A note from composer Dinuk Wijeratne about his Tabla Concerto:
1. Canons, Circles
2. Folk song: ‘White in the moon the long road lies
(that leads me from my love)’
3. Garland of Gems
While the origins of the Tabla are somewhat obscure, it is evident that this ‘king’ of Indian percussion instruments has achieved global popularity for the richness of its timbre, and for the virtuosity of a rhythmically complex repertoire that cannot be separated from the instrument itself. In writing a large-scale work for Tabla and Symphony Orchestra, it is my hope to allow each entity to preserve its own aesthetic. Perhaps, at the same time, the stage will be set for some new discoveries.
While steeped in tradition, the Tabla lends itself heartily to innovation, and has shown its cultural versatility as an increasingly sought-after instrument in contemporary Western contexts such as Pop, Film Music, and World Music Fusion. This notion led me to conceive of an opening movement that would do the not-so-obvious by placing the Tabla first in a decidedly non-Indian context. Here, initiated by a quasi-Baroque canon in four parts, the music quickly turns into an evocation of one my favourite genres of electronic music: ‘Drum-&-Bass’, characterised by rapid ‘breakbeat’ rhythms in the percussion. Of course, there are some North-Indian Classical musical elements present. The whole makes for a rather bizarre stew that reflects globalisation, for better or worse!
A brief second movement becomes a short respite from the energy of the outer movements, and offers a perspective of the Tabla as accompanist in the lyrical world of Indian folk-song. Set in ‘dheepchandhi’, a rhythmic cycle of 14 beats, the gently lilting gait of theTabla rhythm supports various melodic fragments that come together to form an ephemeral love-song.
Typically, a Tabla player concluding a solo recital would do so by presenting a sequence of short, fixed (non-improvised) compositions from his/her repertoire. Each mini-composition, multi-faceted as a little gem, would often be presented first in the form of a vocal recitation.
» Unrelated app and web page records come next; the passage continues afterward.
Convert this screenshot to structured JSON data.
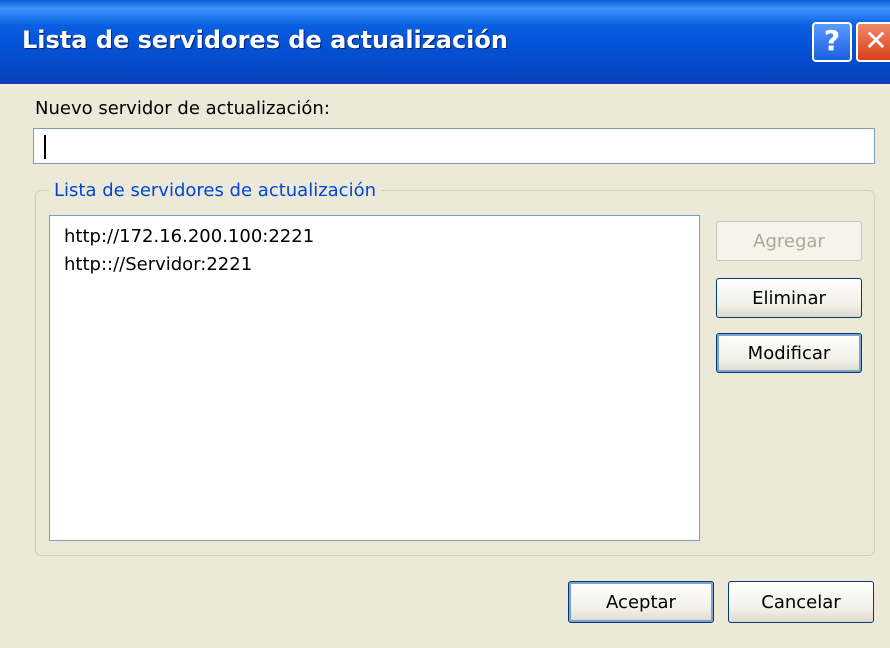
{
  "window": {
    "title": "Lista de servidores de actualización",
    "help_glyph": "?",
    "close_glyph": "✕"
  },
  "new_server": {
    "label": "Nuevo servidor de actualización:",
    "value": ""
  },
  "server_list": {
    "legend": "Lista de servidores de actualización",
    "items": [
      "http://172.16.200.100:2221",
      "http:://Servidor:2221"
    ]
  },
  "buttons": {
    "add": "Agregar",
    "remove": "Eliminar",
    "modify": "Modificar",
    "ok": "Aceptar",
    "cancel": "Cancelar"
  },
  "colors": {
    "titlebar": "#0452d6",
    "dialog_bg": "#ece9d8",
    "group_legend": "#0046d5",
    "close_button": "#d8401a"
  }
}
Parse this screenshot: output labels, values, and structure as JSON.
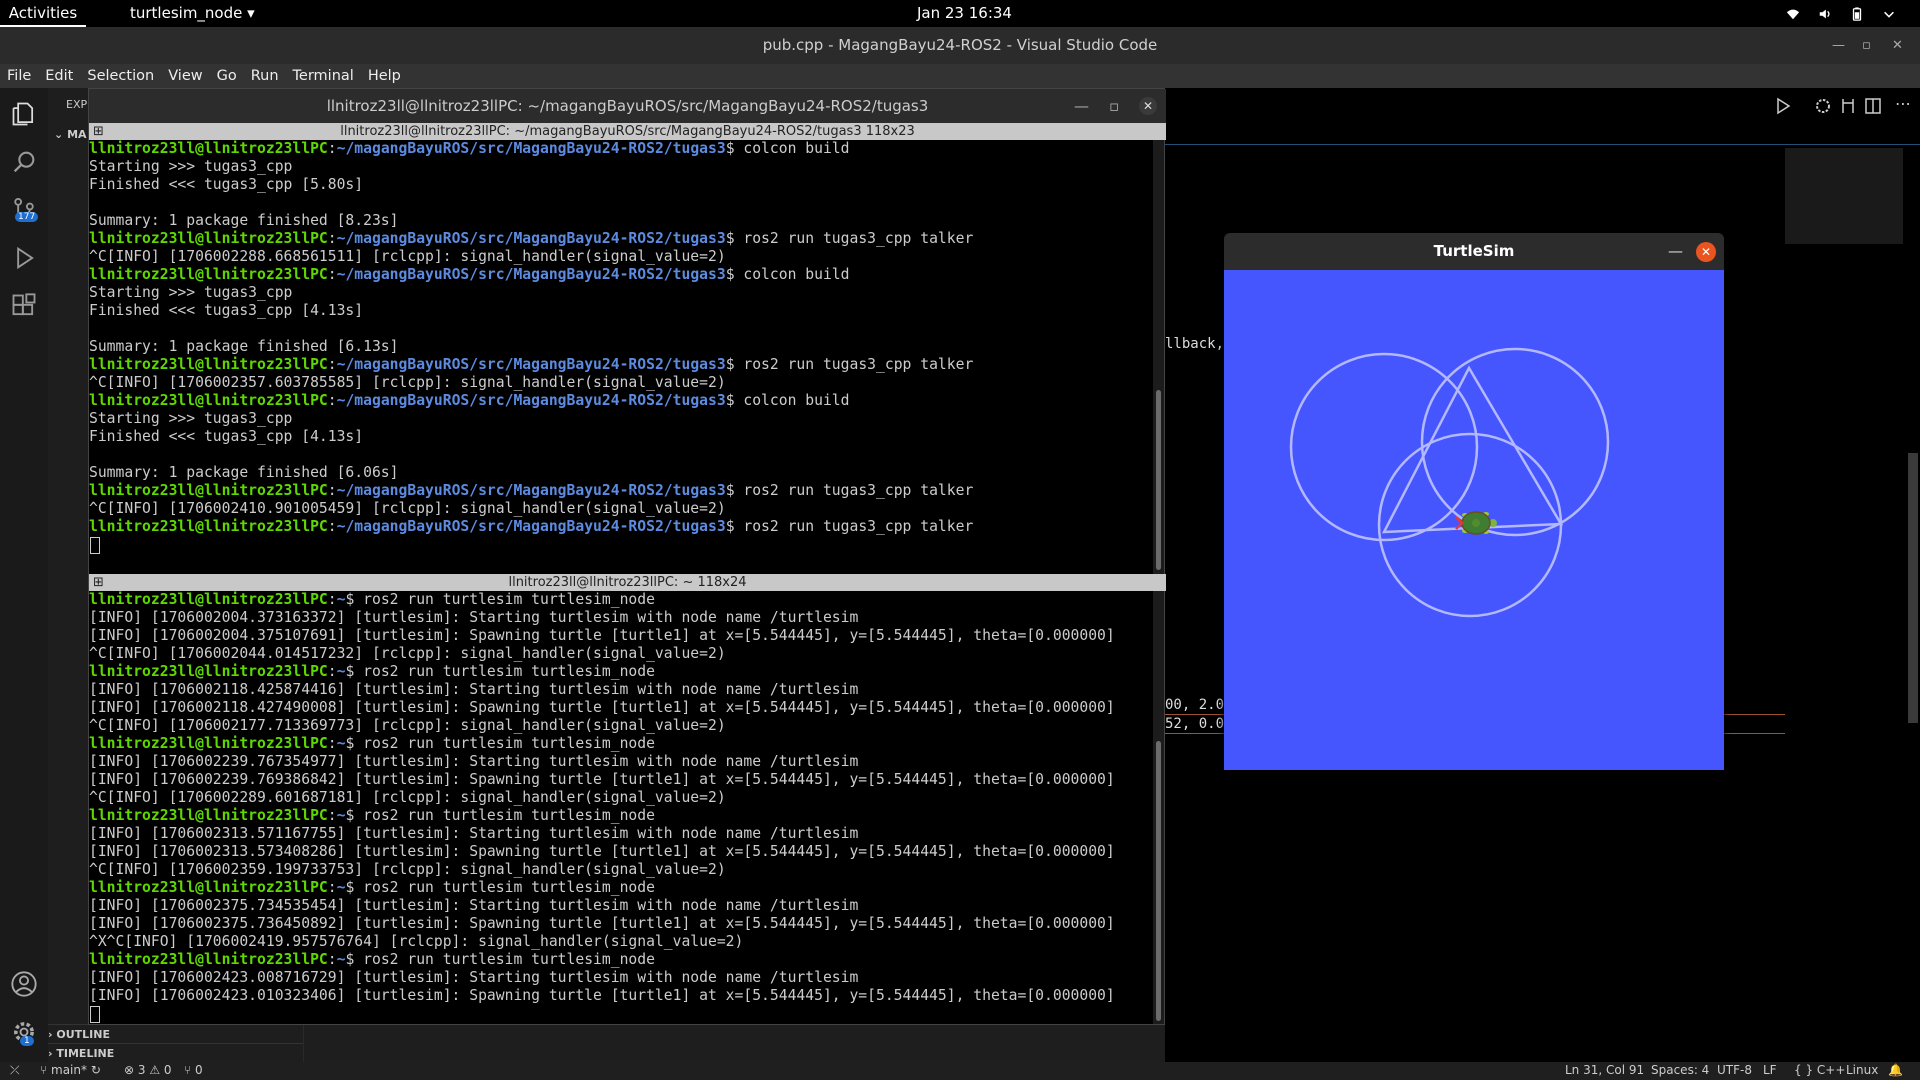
{
  "topbar": {
    "activities": "Activities",
    "app_menu": "turtlesim_node",
    "clock": "Jan 23  16:34"
  },
  "vscode": {
    "title": "pub.cpp - MagangBayu24-ROS2 - Visual Studio Code",
    "menu": [
      "File",
      "Edit",
      "Selection",
      "View",
      "Go",
      "Run",
      "Terminal",
      "Help"
    ],
    "explorer_label": "EXP",
    "explorer_root": "MA",
    "outline": "OUTLINE",
    "timeline": "TIMELINE",
    "scm_badge": "177",
    "settings_badge": "1",
    "code_fragments": [
      "llback,",
      "00, 2.0",
      "52, 0.0"
    ]
  },
  "statusbar": {
    "branch": "main*",
    "problems": "⊗ 3 ⚠ 0",
    "ports": "⑂ 0",
    "position": "Ln 31, Col 91",
    "spaces": "Spaces: 4",
    "encoding": "UTF-8",
    "eol": "LF",
    "language": "{ } C++",
    "platform": "Linux"
  },
  "terminal": {
    "window_title": "llnitroz23ll@llnitroz23llPC: ~/magangBayuROS/src/MagangBayu24-ROS2/tugas3",
    "top_pane_title": "llnitroz23ll@llnitroz23llPC: ~/magangBayuROS/src/MagangBayu24-ROS2/tugas3 118x23",
    "bottom_pane_title": "llnitroz23ll@llnitroz23llPC: ~ 118x24",
    "user": "llnitroz23ll@llnitroz23llPC",
    "top_path": "~/magangBayuROS/src/MagangBayu24-ROS2/tugas3",
    "home_path": "~",
    "top_lines": [
      {
        "p": true,
        "t": "colcon build"
      },
      {
        "p": false,
        "t": "Starting >>> tugas3_cpp"
      },
      {
        "p": false,
        "t": "Finished <<< tugas3_cpp [5.80s]"
      },
      {
        "p": false,
        "t": ""
      },
      {
        "p": false,
        "t": "Summary: 1 package finished [8.23s]"
      },
      {
        "p": true,
        "t": "ros2 run tugas3_cpp talker"
      },
      {
        "p": false,
        "t": "^C[INFO] [1706002288.668561511] [rclcpp]: signal_handler(signal_value=2)"
      },
      {
        "p": true,
        "t": "colcon build"
      },
      {
        "p": false,
        "t": "Starting >>> tugas3_cpp"
      },
      {
        "p": false,
        "t": "Finished <<< tugas3_cpp [4.13s]"
      },
      {
        "p": false,
        "t": ""
      },
      {
        "p": false,
        "t": "Summary: 1 package finished [6.13s]"
      },
      {
        "p": true,
        "t": "ros2 run tugas3_cpp talker"
      },
      {
        "p": false,
        "t": "^C[INFO] [1706002357.603785585] [rclcpp]: signal_handler(signal_value=2)"
      },
      {
        "p": true,
        "t": "colcon build"
      },
      {
        "p": false,
        "t": "Starting >>> tugas3_cpp"
      },
      {
        "p": false,
        "t": "Finished <<< tugas3_cpp [4.13s]"
      },
      {
        "p": false,
        "t": ""
      },
      {
        "p": false,
        "t": "Summary: 1 package finished [6.06s]"
      },
      {
        "p": true,
        "t": "ros2 run tugas3_cpp talker"
      },
      {
        "p": false,
        "t": "^C[INFO] [1706002410.901005459] [rclcpp]: signal_handler(signal_value=2)"
      },
      {
        "p": true,
        "t": "ros2 run tugas3_cpp talker"
      }
    ],
    "bottom_lines": [
      {
        "p": true,
        "t": "ros2 run turtlesim turtlesim_node"
      },
      {
        "p": false,
        "t": "[INFO] [1706002004.373163372] [turtlesim]: Starting turtlesim with node name /turtlesim"
      },
      {
        "p": false,
        "t": "[INFO] [1706002004.375107691] [turtlesim]: Spawning turtle [turtle1] at x=[5.544445], y=[5.544445], theta=[0.000000]"
      },
      {
        "p": false,
        "t": "^C[INFO] [1706002044.014517232] [rclcpp]: signal_handler(signal_value=2)"
      },
      {
        "p": true,
        "t": "ros2 run turtlesim turtlesim_node"
      },
      {
        "p": false,
        "t": "[INFO] [1706002118.425874416] [turtlesim]: Starting turtlesim with node name /turtlesim"
      },
      {
        "p": false,
        "t": "[INFO] [1706002118.427490008] [turtlesim]: Spawning turtle [turtle1] at x=[5.544445], y=[5.544445], theta=[0.000000]"
      },
      {
        "p": false,
        "t": "^C[INFO] [1706002177.713369773] [rclcpp]: signal_handler(signal_value=2)"
      },
      {
        "p": true,
        "t": "ros2 run turtlesim turtlesim_node"
      },
      {
        "p": false,
        "t": "[INFO] [1706002239.767354977] [turtlesim]: Starting turtlesim with node name /turtlesim"
      },
      {
        "p": false,
        "t": "[INFO] [1706002239.769386842] [turtlesim]: Spawning turtle [turtle1] at x=[5.544445], y=[5.544445], theta=[0.000000]"
      },
      {
        "p": false,
        "t": "^C[INFO] [1706002289.601687181] [rclcpp]: signal_handler(signal_value=2)"
      },
      {
        "p": true,
        "t": "ros2 run turtlesim turtlesim_node"
      },
      {
        "p": false,
        "t": "[INFO] [1706002313.571167755] [turtlesim]: Starting turtlesim with node name /turtlesim"
      },
      {
        "p": false,
        "t": "[INFO] [1706002313.573408286] [turtlesim]: Spawning turtle [turtle1] at x=[5.544445], y=[5.544445], theta=[0.000000]"
      },
      {
        "p": false,
        "t": "^C[INFO] [1706002359.199733753] [rclcpp]: signal_handler(signal_value=2)"
      },
      {
        "p": true,
        "t": "ros2 run turtlesim turtlesim_node"
      },
      {
        "p": false,
        "t": "[INFO] [1706002375.734535454] [turtlesim]: Starting turtlesim with node name /turtlesim"
      },
      {
        "p": false,
        "t": "[INFO] [1706002375.736450892] [turtlesim]: Spawning turtle [turtle1] at x=[5.544445], y=[5.544445], theta=[0.000000]"
      },
      {
        "p": false,
        "t": "^X^C[INFO] [1706002419.957576764] [rclcpp]: signal_handler(signal_value=2)"
      },
      {
        "p": true,
        "t": "ros2 run turtlesim turtlesim_node"
      },
      {
        "p": false,
        "t": "[INFO] [1706002423.008716729] [turtlesim]: Starting turtlesim with node name /turtlesim"
      },
      {
        "p": false,
        "t": "[INFO] [1706002423.010323406] [turtlesim]: Spawning turtle [turtle1] at x=[5.544445], y=[5.544445], theta=[0.000000]"
      }
    ]
  },
  "turtlesim": {
    "title": "TurtleSim",
    "background_color": "#4556ff",
    "pen_color": "#b3b8ff"
  }
}
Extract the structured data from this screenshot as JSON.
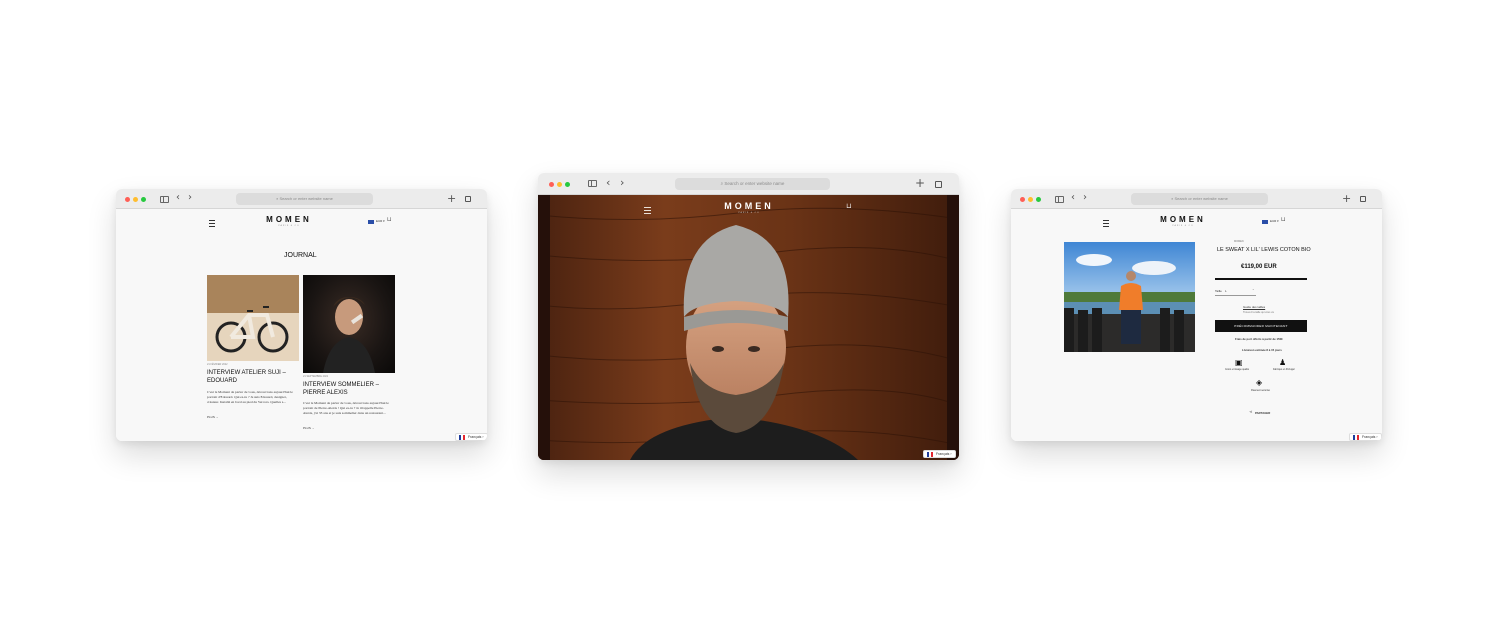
{
  "browser": {
    "url_placeholder": "Search or enter website name",
    "back_icon": "chevron-left-icon",
    "forward_icon": "chevron-right-icon",
    "new_tab_icon": "plus-icon",
    "tabs_icon": "tabs-overview-icon"
  },
  "brand": {
    "name": "MOMEN",
    "tagline": "PARIS & CO"
  },
  "header": {
    "currency": "EUR ▾"
  },
  "language": {
    "label": "Français",
    "chevron": "›"
  },
  "colors": {
    "accent": "#111111",
    "wood": "#6b3418",
    "sky": "#4d8fd6"
  },
  "journal": {
    "title": "JOURNAL",
    "articles": [
      {
        "date": "21 FÉVRIER 2022",
        "title": "INTERVIEW ATELIER SUJI – EDOUARD",
        "excerpt": "C'est le Moment de parler de vous, découvrons aujourd'hui le portrait d'Edouard. Qui es-tu ? Je suis Edouard, designer, créateur. Installé en bord au pied du Vercors. Quelles s...",
        "more": "PLUS →"
      },
      {
        "date": "21 SEPTEMBRE 2021",
        "title": "INTERVIEW SOMMELIER – PIERRE ALEXIS",
        "excerpt": "C'est le Moment de parler de vous, découvrons aujourd'hui le portrait de Pierre-Alexis ! Qui es-tu ? Je m'appelle Pierre-Alexis, j'ai 33 ans et je suis sommelier dans un restaurant...",
        "more": "PLUS →"
      }
    ]
  },
  "product": {
    "vendor": "MOMEN",
    "title": "LE SWEAT X LIL' LEWIS COTON BIO",
    "price": "€119,00 EUR",
    "size_label": "Taille",
    "size_value": "L",
    "size_guide": "Guide des tailles",
    "size_note": "Trouvez la taille qui vous va",
    "cta": "PRÉCOMMANDER MAINTENANT",
    "shipping": "Frais de port offerts à partir de 150€",
    "delivery": "Livraison estimée 8 à 15 jours",
    "features": [
      "Coton et tissage qualité",
      "Fabriqué en Portugal",
      "Paiement sécurisé"
    ],
    "share": "PARTAGER"
  }
}
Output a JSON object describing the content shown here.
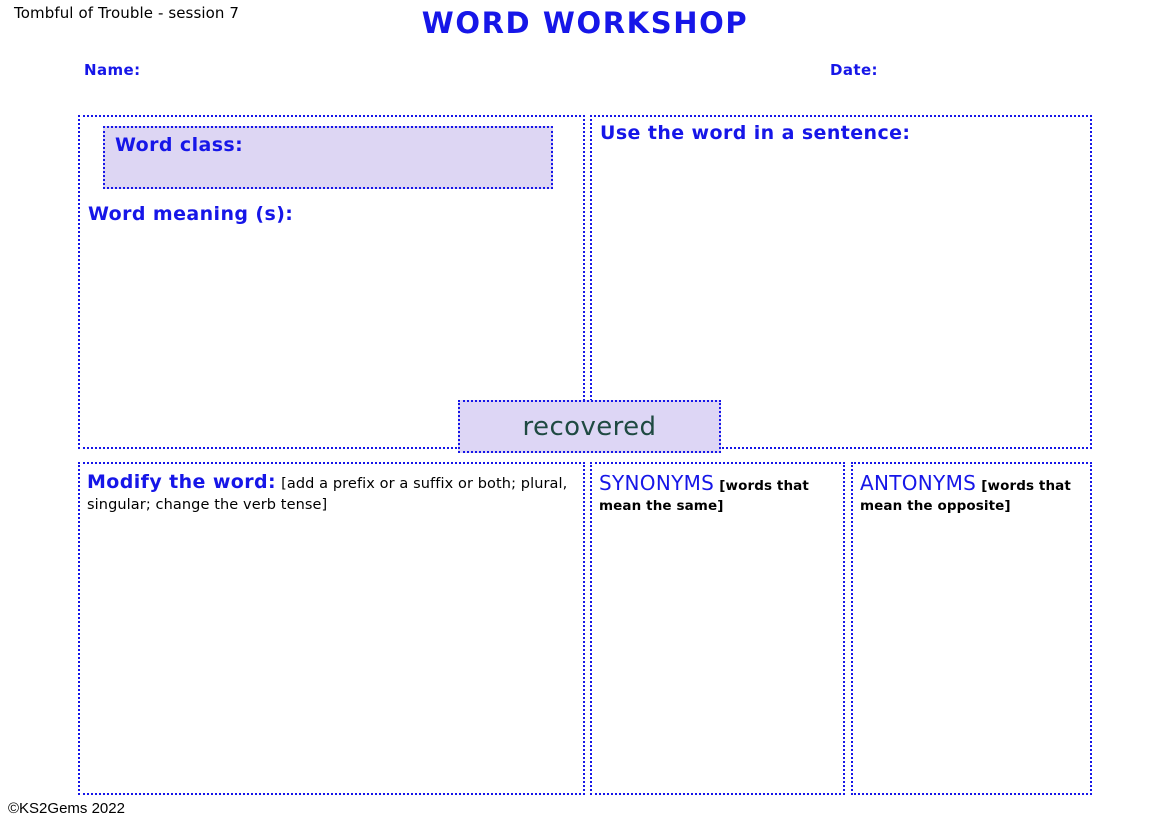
{
  "header": {
    "session": "Tombful of Trouble - session 7",
    "title": "WORD WORKSHOP",
    "name_label": "Name:",
    "date_label": "Date:"
  },
  "focus_word": "recovered",
  "panels": {
    "word_class": {
      "heading": "Word class:"
    },
    "word_meaning": {
      "heading": "Word meaning (s):"
    },
    "sentence": {
      "heading": "Use the word in a sentence:"
    },
    "modify": {
      "heading": "Modify the word:",
      "note": "[add a prefix or a suffix or both; plural, singular; change the verb tense]"
    },
    "synonyms": {
      "heading": "SYNONYMS",
      "note": "[words that mean the same]"
    },
    "antonyms": {
      "heading": "ANTONYMS",
      "note": "[words that mean the opposite]"
    }
  },
  "footer": {
    "copyright": "©KS2Gems 2022"
  },
  "colors": {
    "accent_blue": "#1616e8",
    "panel_fill": "#ddd6f3",
    "focus_word_text": "#1f4a42"
  }
}
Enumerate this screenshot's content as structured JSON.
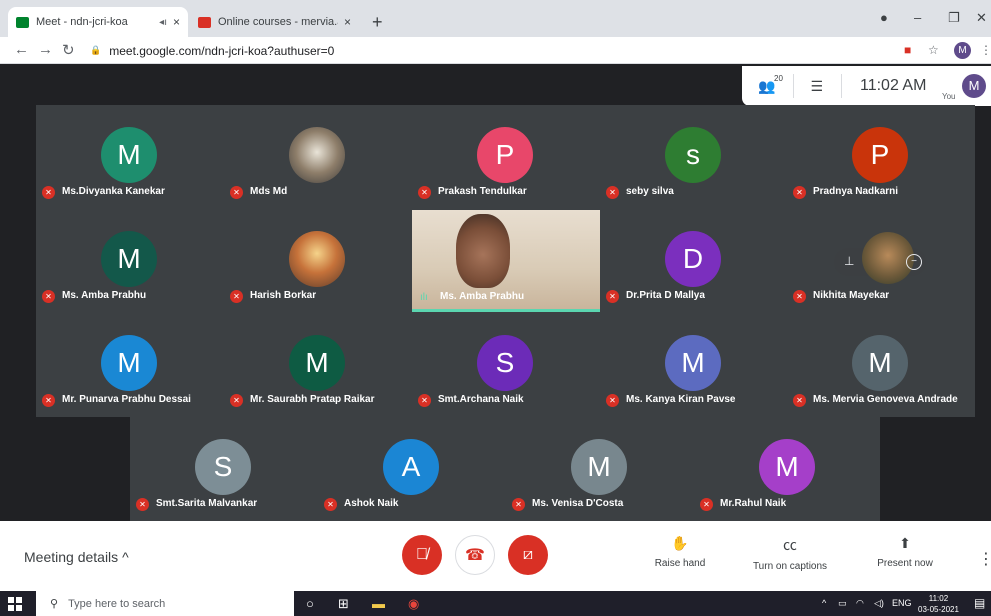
{
  "browser": {
    "tabs": [
      {
        "title": "Meet - ndn-jcri-koa",
        "active": true,
        "audio": "◂ı",
        "close": "×",
        "favicon_color": "#00832d"
      },
      {
        "title": "Online courses - mervia.andrade",
        "active": false,
        "close": "×",
        "favicon_color": "#d93025"
      }
    ],
    "new_tab": "+",
    "url": "meet.google.com/ndn-jcri-koa?authuser=0",
    "profile_initial": "M"
  },
  "meet_header": {
    "participants_count": "20",
    "clock": "11:02 AM",
    "you_label": "You",
    "self_initial": "M"
  },
  "participants": [
    {
      "name": "Ms.Divyanka Kanekar",
      "initial": "M",
      "color": "#1e8e6e",
      "photo": false
    },
    {
      "name": "Mds Md",
      "initial": "",
      "color": "",
      "photo": true
    },
    {
      "name": "Prakash Tendulkar",
      "initial": "P",
      "color": "#e8476a",
      "photo": false
    },
    {
      "name": "seby silva",
      "initial": "s",
      "color": "#2e7d32",
      "photo": false
    },
    {
      "name": "Pradnya Nadkarni",
      "initial": "P",
      "color": "#c9340b",
      "photo": false
    },
    {
      "name": "Ms. Amba Prabhu",
      "initial": "M",
      "color": "#13584a",
      "photo": false
    },
    {
      "name": "Harish Borkar",
      "initial": "",
      "color": "",
      "photo": true
    },
    {
      "name": "Dr.Prita D Mallya",
      "initial": "D",
      "color": "#7b2fbe",
      "photo": false
    },
    {
      "name": "Nikhita Mayekar",
      "initial": "",
      "color": "",
      "photo": true
    },
    {
      "name": "Mr. Punarva Prabhu Dessai",
      "initial": "M",
      "color": "#1a88d4",
      "photo": false
    },
    {
      "name": "Mr. Saurabh Pratap Raikar",
      "initial": "M",
      "color": "#0e5b43",
      "photo": false
    },
    {
      "name": "Smt.Archana Naik",
      "initial": "S",
      "color": "#6c2bb8",
      "photo": false
    },
    {
      "name": "Ms. Kanya Kiran Pavse",
      "initial": "M",
      "color": "#5c6bc0",
      "photo": false
    },
    {
      "name": "Ms. Mervia Genoveva Andrade",
      "initial": "M",
      "color": "#55646c",
      "photo": false
    },
    {
      "name": "Smt.Sarita Malvankar",
      "initial": "S",
      "color": "#7d8e96",
      "photo": false
    },
    {
      "name": "Ashok Naik",
      "initial": "A",
      "color": "#1b86d4",
      "photo": false
    },
    {
      "name": "Ms. Venisa D'Costa",
      "initial": "M",
      "color": "#78878e",
      "photo": false
    },
    {
      "name": "Mr.Rahul Naik",
      "initial": "M",
      "color": "#a53fc9",
      "photo": false
    }
  ],
  "active_speaker": {
    "name": "Ms. Amba Prabhu"
  },
  "bottom": {
    "meeting_details": "Meeting details",
    "raise_hand": "Raise hand",
    "captions": "Turn on captions",
    "present": "Present now"
  },
  "taskbar": {
    "search_placeholder": "Type here to search",
    "lang": "ENG",
    "time": "11:02",
    "date": "03-05-2021"
  }
}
The traditional accompaniment would consist of a drone as well as a looping melody outlining the time cycle – a ‘nagma’ – against which the soloist would weave rhythmically intricate patterns of tension and release. I wanted to offer my own take on a such a recital finale, with the caveat that the orchestra is no bystander. In this movement, it is spurred on by the soloist to share in some of the rhythmic complexity. The whole movement is set in ‘teentaal’, or 16-beat cycle, and in another departure from the traditional norm, my nagma kaleidoscopically changes colour from start to finish. I am indebted to Ed Hanley for helping me choose several ‘gems’ from the Tabla repertoire, although we have certainly had our own fun in tweaking a few, not to mention composing a couple from scratch.
© Dinuk Wijeratne 2011